PROBLEM TO WORK ON
Exact copies of all the records are to be output.

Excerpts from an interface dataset
----
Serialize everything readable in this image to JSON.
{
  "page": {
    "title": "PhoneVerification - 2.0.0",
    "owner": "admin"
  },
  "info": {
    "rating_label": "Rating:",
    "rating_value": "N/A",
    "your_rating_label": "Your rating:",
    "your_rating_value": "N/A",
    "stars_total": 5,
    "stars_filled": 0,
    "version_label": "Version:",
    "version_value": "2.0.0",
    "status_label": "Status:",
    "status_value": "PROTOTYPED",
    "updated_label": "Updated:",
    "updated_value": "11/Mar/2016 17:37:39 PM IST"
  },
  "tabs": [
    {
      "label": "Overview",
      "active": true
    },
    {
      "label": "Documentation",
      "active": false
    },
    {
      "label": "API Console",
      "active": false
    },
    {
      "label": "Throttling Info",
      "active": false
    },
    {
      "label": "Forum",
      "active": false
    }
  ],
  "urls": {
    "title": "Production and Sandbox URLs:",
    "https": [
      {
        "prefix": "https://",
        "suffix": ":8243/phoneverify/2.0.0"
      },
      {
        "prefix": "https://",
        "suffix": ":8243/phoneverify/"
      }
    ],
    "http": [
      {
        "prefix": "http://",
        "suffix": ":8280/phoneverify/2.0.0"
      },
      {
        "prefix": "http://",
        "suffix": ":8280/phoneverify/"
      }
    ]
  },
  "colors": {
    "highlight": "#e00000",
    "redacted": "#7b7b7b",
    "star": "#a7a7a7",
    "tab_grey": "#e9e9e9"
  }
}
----
ANSWER AREA
Serialize everything readable in this image to JSON.
{
  "page": {
    "title": "PhoneVerification - 2.0.0",
    "owner": "admin"
  },
  "info": {
    "rating_label": "Rating:",
    "rating_value": "N/A",
    "your_rating_label": "Your rating:",
    "your_rating_value": "N/A",
    "stars_total": 5,
    "stars_filled": 0,
    "version_label": "Version:",
    "version_value": "2.0.0",
    "status_label": "Status:",
    "status_value": "PROTOTYPED",
    "updated_label": "Updated:",
    "updated_value": "11/Mar/2016 17:37:39 PM IST"
  },
  "tabs": [
    {
      "label": "Overview",
      "active": true
    },
    {
      "label": "Documentation",
      "active": false
    },
    {
      "label": "API Console",
      "active": false
    },
    {
      "label": "Throttling Info",
      "active": false
    },
    {
      "label": "Forum",
      "active": false
    }
  ],
  "urls": {
    "title": "Production and Sandbox URLs:",
    "https": [
      {
        "prefix": "https://",
        "suffix": ":8243/phoneverify/2.0.0"
      },
      {
        "prefix": "https://",
        "suffix": ":8243/phoneverify/"
      }
    ],
    "http": [
      {
        "prefix": "http://",
        "suffix": ":8280/phoneverify/2.0.0"
      },
      {
        "prefix": "http://",
        "suffix": ":8280/phoneverify/"
      }
    ]
  },
  "colors": {
    "highlight": "#e00000",
    "redacted": "#7b7b7b",
    "star": "#a7a7a7",
    "tab_grey": "#e9e9e9"
  }
}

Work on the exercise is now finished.